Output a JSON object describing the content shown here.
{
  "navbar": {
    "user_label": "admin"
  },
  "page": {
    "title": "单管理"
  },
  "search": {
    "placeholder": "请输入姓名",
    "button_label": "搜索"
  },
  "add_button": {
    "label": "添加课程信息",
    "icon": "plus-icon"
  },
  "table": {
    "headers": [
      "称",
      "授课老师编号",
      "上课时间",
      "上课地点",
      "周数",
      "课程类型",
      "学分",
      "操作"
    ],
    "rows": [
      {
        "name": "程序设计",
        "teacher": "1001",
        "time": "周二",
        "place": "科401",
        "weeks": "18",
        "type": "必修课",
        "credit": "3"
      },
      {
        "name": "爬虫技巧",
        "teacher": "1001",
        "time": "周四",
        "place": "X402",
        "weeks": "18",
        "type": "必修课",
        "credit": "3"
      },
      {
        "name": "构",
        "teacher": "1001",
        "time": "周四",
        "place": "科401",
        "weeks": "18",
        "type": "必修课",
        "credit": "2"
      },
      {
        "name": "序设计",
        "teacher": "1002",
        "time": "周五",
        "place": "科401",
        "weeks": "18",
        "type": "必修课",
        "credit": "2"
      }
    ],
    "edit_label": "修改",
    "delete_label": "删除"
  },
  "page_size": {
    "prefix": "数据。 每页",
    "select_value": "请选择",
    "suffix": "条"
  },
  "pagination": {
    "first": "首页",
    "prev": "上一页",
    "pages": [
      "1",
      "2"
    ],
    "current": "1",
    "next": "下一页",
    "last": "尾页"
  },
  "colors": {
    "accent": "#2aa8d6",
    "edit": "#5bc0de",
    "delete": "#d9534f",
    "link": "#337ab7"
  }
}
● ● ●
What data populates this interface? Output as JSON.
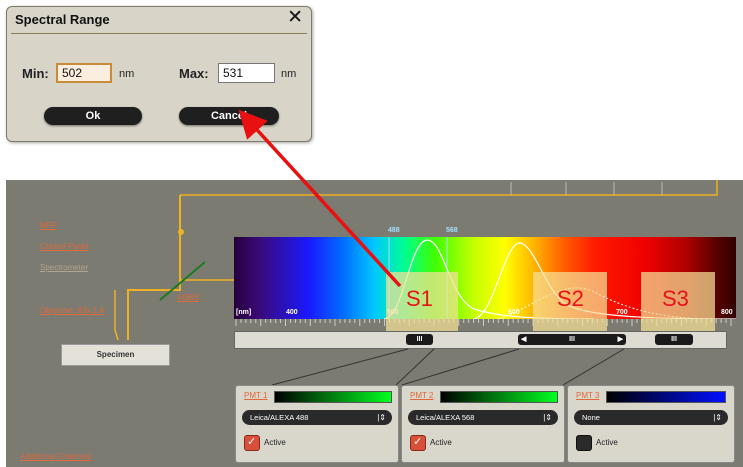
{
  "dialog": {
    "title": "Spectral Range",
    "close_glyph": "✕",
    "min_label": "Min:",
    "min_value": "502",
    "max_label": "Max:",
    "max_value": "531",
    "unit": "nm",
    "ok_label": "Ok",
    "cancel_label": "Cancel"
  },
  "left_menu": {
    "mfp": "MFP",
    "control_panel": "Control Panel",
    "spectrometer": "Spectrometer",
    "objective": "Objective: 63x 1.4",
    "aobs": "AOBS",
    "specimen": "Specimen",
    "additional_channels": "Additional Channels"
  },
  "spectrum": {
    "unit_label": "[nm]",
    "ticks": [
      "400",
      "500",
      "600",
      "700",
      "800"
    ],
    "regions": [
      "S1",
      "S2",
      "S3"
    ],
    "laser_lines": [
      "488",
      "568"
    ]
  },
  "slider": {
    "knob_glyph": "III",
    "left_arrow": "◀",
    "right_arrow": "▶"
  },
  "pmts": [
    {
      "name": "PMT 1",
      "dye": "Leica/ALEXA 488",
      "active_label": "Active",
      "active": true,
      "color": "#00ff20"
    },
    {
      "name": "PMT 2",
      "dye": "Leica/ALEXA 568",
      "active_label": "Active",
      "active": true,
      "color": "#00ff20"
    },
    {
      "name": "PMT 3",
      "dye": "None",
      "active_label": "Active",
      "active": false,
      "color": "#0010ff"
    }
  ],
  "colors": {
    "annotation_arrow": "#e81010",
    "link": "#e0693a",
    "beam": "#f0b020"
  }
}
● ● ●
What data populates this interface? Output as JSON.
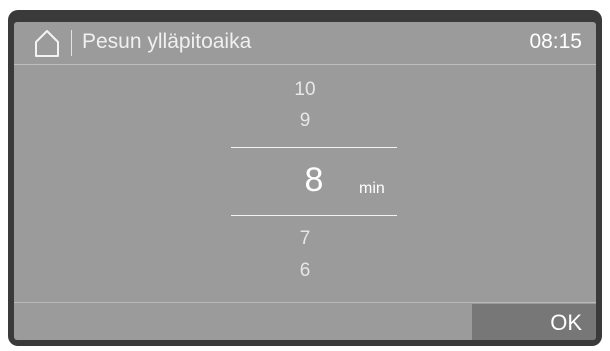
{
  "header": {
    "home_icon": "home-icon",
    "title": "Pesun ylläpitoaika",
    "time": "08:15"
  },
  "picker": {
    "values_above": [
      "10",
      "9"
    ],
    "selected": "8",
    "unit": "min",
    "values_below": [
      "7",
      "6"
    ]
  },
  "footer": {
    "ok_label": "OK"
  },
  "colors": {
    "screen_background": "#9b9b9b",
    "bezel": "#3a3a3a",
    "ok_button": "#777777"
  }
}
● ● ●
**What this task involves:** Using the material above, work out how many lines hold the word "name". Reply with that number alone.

**Answer box:** 7